As we approach the end of the calendar year and the insurance open enrollment season, there are a few questions you need to ask when choosing an insurance plan if you have a bleeding or clotting disorder. Open enrollment for your 2024 insurance coverage is available November 1, 2023 through January 15, 2024.
How do you get your insurance?
Do you get your insurance from an employer sponsored plan, through the ACA marketplace, or through a public payer such as Medicare or Medicaid? Where your insurance comes from will determine the laws that govern coverage requirements.
Are your preferred providers (including your HTC) in network?
Providers not within your network will often require you to pay a significantly higher co-insurance or may not be covered at all.
Is your preferred pharmacy in network?
While your healthcare providers may all be in network, many times your preferred pharmacy or pharmacies are not. As more and more payers purchase pharmacies and specialty pharmacies, they tend to require patients use a narrow network of pharmacies, especially for things like clotting factor. This can create a delay in care for acute needs.
Are your medications covered?
In an attempt to fight rising drug costs, many self-funded employer plans are using tactics we call alternative funding methods to circumvent paying for specialty drugs. These programs require a plan to exclude coverage for these drugs. Once the coverage does not exist, the patient is asked to sign power of attorney over to a broker as well as provide financial documents so that the broker can enroll the patient in a manufacturer’s charity care program. These programs, intended for those who are experiencing a lapse in insurance coverage, have a finite amount of funds and are intended as a short-term stopgap when no other options to access lifesaving medications exist. Program drug is also not intended for urgent bleed situations as it typically takes 3-5 business days after the patient requests medication for that medication (minus needed infusion supplies in many cases) to arrive. This can create unintended consequences such as bleed induced joint damage or lead the patient to seek alternative care in the emergency department to obtain their medication. BCDI as well as patient advocacy organizations such as the National Bleeding Disorders Foundation and the Hemophilia Federation of America oppose the use of these models in employer sponsored plans and encourage all patients to make their voices heard about the harm they cause.
Does manufacturer copay assistance count toward your deductible or max out of pocket?
Manufacturers often offer copay assistance cards or “coupons” to help patients afford their medications. While in the bleeding disorders space these rarely drive a patient to use a more expensive product, they do in some situations where there is a much lower cost generic alternative.

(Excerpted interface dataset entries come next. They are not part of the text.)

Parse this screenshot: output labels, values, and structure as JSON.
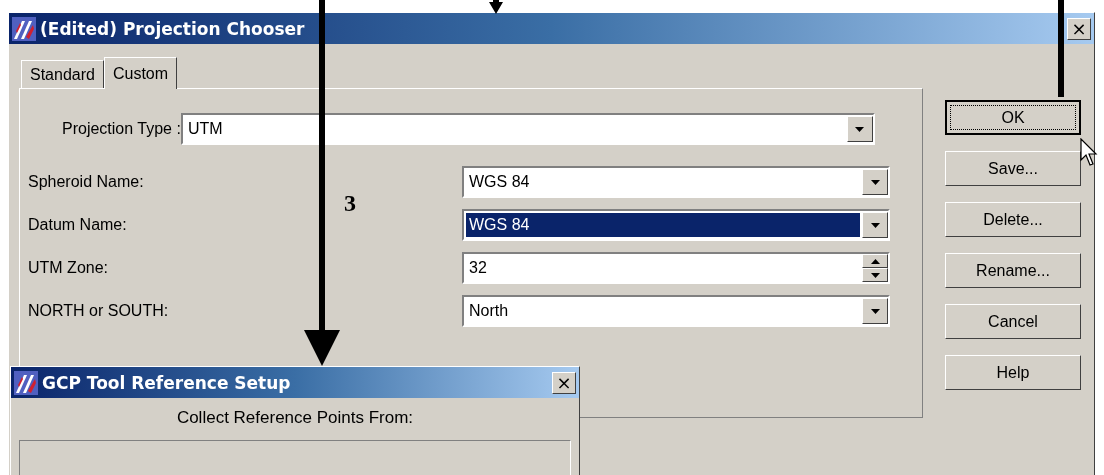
{
  "window": {
    "title": "(Edited) Projection Chooser",
    "close": "×"
  },
  "tabs": [
    {
      "label": "Standard",
      "selected": false
    },
    {
      "label": "Custom",
      "selected": true
    }
  ],
  "projection_type": {
    "label": "Projection Type :",
    "value": "UTM"
  },
  "fields": [
    {
      "kind": "combo",
      "label": "Spheroid Name:",
      "value": "WGS 84",
      "highlighted": false
    },
    {
      "kind": "combo",
      "label": "Datum Name:",
      "value": "WGS 84",
      "highlighted": true
    },
    {
      "kind": "spin",
      "label": "UTM Zone:",
      "value": "32",
      "highlighted": false
    },
    {
      "kind": "combo",
      "label": "NORTH or SOUTH:",
      "value": "North",
      "highlighted": false
    }
  ],
  "buttons": [
    {
      "label": "OK",
      "default": true
    },
    {
      "label": "Save...",
      "default": false
    },
    {
      "label": "Delete...",
      "default": false
    },
    {
      "label": "Rename...",
      "default": false
    },
    {
      "label": "Cancel",
      "default": false
    },
    {
      "label": "Help",
      "default": false
    }
  ],
  "gcp_dialog": {
    "title": "GCP Tool Reference Setup",
    "close": "×",
    "heading": "Collect Reference Points From:"
  },
  "annotations": [
    {
      "label": "3"
    }
  ]
}
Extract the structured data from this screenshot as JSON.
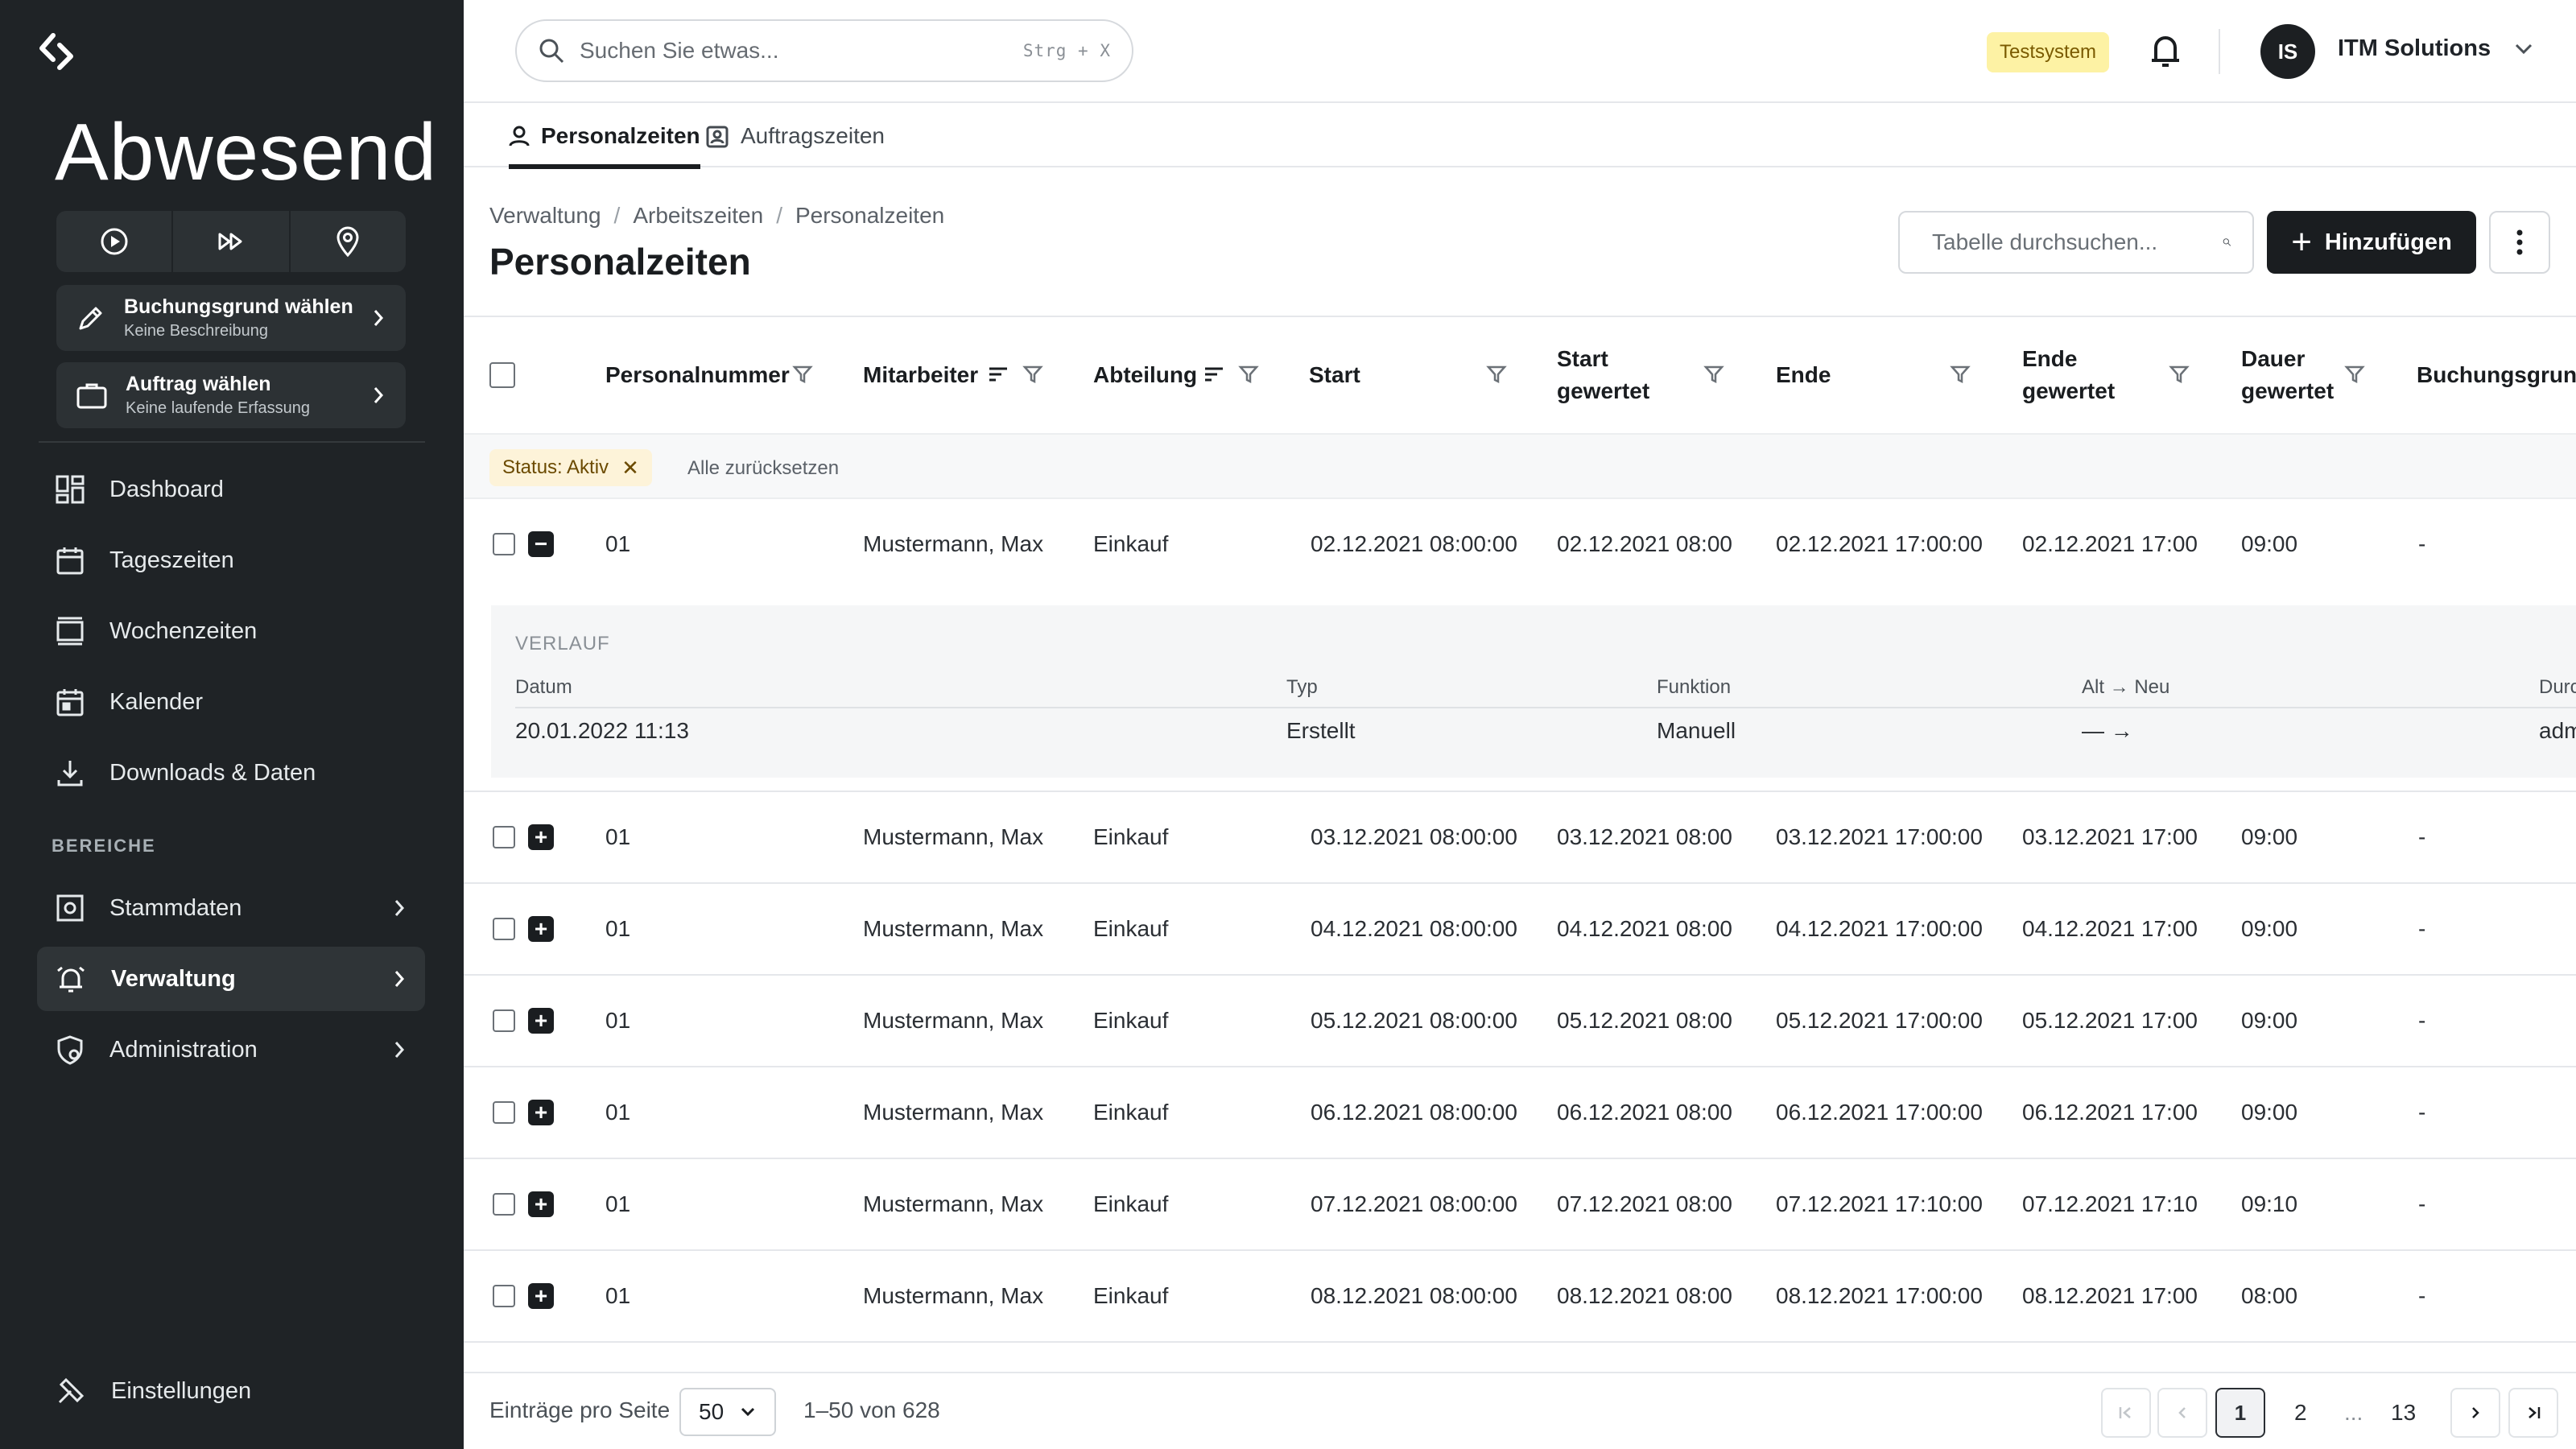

To combat this, insurance companies instituted programs called copay accumulator adjusters or copay maximizers. With a copay accumulator adjuster, the patient is able to use the manufacturer copay assistance until it runs out. What the patient does not see is that every time the assistance is used, the insurance company resets the deductible to show that those funds were not paid insurance company resets the deductible to show that those funds were not paid by the patient. When the manufacturer assistance is used up, the patient is now required to meet the entire deductible before the insurance company will pay for the drug. When you are looking at biologics like those used to treat bleeding disorders, this creates a dangerous access to care issue as most people are not able to pay their deductible all at once and therefore are unable to continue to access their medication. A copay maximizer is a bit different. These maximizer programs utilize a loophole in the Affordable Care Act (ACA) to classify certain drugs as covered non-essential health benefits. By doing this, they are able to continue to cover them, however they are also able to set a separate deductible and max out of pocket for these drugs. This amount is then set to reflect the total available manufacturer assistance. Patients are required to sign up for the manufacturer assistance which is applied toward this new deductible and max out of pocket. In this situation the patient is able to access their drug, however the assistance does not count toward the overall plan deductible and max out of pocket therefore leaving the patient on the hook for those amounts before coverage kicks in for the ACA defined essential health benefits.
The health insurance market continues to become more opaque each year. BCDI is here for you if you need assistance understanding your health insurance or your options during open enrollment. For more information with your insurance options, please download and view our BCDI Insurance Workbook, which has contains 16 pages of important insurance questions, worksheets and even a health insurance terms glossary. If you have specific questions regarding your insurance coverage, please call our BCDI Social Worker, Marsha, at 309-692-5337.